(Data records for software interfaces)
- - - -

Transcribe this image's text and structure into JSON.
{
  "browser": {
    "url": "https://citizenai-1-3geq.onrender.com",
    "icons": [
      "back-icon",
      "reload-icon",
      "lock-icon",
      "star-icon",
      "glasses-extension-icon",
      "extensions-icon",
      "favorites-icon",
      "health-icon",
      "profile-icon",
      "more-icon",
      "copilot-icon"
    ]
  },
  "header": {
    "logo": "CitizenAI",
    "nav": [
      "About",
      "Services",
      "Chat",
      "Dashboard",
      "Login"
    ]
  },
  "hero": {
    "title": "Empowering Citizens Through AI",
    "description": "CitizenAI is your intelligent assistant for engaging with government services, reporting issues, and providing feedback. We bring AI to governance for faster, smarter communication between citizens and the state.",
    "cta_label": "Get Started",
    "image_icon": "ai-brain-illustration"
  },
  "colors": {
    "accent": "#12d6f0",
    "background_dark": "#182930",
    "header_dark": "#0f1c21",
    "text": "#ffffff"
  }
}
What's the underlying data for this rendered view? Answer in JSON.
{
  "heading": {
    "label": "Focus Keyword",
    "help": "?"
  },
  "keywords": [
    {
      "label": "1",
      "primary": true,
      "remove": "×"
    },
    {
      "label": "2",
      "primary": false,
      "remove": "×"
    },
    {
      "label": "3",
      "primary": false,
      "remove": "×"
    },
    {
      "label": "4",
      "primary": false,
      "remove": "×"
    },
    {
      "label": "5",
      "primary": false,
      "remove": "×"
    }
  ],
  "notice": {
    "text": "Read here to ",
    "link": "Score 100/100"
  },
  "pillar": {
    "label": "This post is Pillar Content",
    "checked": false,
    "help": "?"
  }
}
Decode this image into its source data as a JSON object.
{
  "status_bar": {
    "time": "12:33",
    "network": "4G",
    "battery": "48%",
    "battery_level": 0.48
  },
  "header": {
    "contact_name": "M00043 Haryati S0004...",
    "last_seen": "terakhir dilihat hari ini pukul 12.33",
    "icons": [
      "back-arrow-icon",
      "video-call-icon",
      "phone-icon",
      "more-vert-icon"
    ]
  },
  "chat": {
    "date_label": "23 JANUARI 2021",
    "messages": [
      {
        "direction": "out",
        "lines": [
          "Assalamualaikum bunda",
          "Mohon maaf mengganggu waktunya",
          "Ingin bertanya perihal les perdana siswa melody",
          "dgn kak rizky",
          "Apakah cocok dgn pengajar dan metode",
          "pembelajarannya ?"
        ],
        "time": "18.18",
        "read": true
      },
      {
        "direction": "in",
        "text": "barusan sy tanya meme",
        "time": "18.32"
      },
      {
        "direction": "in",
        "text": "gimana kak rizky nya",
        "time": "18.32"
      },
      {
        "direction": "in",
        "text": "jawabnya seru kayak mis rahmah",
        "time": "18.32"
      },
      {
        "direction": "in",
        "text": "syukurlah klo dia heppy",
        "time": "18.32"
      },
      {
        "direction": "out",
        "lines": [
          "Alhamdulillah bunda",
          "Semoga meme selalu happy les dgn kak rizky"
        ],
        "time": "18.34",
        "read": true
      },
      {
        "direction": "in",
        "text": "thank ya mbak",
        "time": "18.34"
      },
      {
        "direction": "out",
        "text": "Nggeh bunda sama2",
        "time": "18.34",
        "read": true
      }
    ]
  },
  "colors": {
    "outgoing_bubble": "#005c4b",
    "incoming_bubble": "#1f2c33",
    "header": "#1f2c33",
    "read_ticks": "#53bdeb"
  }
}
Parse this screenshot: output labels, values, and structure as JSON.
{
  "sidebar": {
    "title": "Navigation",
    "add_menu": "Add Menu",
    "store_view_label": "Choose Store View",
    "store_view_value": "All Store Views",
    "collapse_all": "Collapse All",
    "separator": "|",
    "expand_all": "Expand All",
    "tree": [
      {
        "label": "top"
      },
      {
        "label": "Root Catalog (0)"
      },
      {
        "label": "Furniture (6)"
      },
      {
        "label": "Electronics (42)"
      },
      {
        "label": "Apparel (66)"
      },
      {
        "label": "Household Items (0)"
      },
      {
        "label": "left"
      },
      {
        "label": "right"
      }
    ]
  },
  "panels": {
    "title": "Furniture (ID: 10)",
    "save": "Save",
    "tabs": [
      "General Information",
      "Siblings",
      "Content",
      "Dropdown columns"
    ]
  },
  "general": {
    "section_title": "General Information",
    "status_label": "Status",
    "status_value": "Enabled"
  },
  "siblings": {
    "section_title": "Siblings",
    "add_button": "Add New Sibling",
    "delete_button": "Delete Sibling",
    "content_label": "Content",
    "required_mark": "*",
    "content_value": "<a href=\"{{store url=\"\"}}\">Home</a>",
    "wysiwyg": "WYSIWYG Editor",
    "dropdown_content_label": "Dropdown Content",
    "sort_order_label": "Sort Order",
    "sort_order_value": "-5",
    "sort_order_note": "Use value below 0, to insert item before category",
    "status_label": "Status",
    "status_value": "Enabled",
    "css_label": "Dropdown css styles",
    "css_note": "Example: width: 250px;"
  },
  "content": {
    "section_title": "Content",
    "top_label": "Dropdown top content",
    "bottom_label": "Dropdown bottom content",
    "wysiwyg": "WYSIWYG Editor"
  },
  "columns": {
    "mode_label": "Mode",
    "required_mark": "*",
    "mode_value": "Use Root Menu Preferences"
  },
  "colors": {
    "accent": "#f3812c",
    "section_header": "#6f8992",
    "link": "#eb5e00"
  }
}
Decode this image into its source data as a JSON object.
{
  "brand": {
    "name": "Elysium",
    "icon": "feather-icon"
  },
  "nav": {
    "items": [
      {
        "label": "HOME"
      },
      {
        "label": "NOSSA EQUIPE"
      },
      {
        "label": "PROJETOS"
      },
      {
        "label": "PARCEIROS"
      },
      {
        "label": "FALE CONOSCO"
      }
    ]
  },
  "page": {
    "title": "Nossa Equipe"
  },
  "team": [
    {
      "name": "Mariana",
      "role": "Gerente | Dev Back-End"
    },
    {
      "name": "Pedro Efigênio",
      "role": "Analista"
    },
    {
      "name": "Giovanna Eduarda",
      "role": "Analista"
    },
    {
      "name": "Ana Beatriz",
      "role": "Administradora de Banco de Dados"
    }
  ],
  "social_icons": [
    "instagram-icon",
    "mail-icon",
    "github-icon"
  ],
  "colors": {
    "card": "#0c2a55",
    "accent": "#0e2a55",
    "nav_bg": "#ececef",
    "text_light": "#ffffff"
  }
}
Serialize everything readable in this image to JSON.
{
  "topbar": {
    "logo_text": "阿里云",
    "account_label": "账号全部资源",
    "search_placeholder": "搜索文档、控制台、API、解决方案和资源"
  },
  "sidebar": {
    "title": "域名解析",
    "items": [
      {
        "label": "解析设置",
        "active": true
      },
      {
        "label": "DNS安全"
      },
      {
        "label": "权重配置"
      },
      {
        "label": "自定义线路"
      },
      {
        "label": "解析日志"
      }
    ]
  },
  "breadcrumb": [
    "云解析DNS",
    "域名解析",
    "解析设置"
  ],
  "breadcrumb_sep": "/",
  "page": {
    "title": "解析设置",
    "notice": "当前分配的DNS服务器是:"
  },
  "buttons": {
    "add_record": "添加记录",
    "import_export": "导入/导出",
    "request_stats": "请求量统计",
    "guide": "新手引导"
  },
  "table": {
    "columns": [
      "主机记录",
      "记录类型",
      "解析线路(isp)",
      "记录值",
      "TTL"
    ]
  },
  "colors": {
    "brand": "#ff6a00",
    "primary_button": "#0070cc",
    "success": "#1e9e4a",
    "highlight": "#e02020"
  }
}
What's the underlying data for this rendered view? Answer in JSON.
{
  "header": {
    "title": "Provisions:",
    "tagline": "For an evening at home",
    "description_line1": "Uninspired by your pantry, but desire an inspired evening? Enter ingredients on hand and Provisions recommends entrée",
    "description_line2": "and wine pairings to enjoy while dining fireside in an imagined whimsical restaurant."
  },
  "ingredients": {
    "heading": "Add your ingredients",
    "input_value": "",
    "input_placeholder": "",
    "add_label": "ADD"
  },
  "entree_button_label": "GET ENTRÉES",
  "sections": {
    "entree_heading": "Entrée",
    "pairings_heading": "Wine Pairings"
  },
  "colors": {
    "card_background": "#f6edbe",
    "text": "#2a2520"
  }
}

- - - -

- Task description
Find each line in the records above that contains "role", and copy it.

- Answer section
      "role": "Gerente | Dev Back-End"
      "role": "Analista"
      "role": "Analista"
      "role": "Administradora de Banco de Dados"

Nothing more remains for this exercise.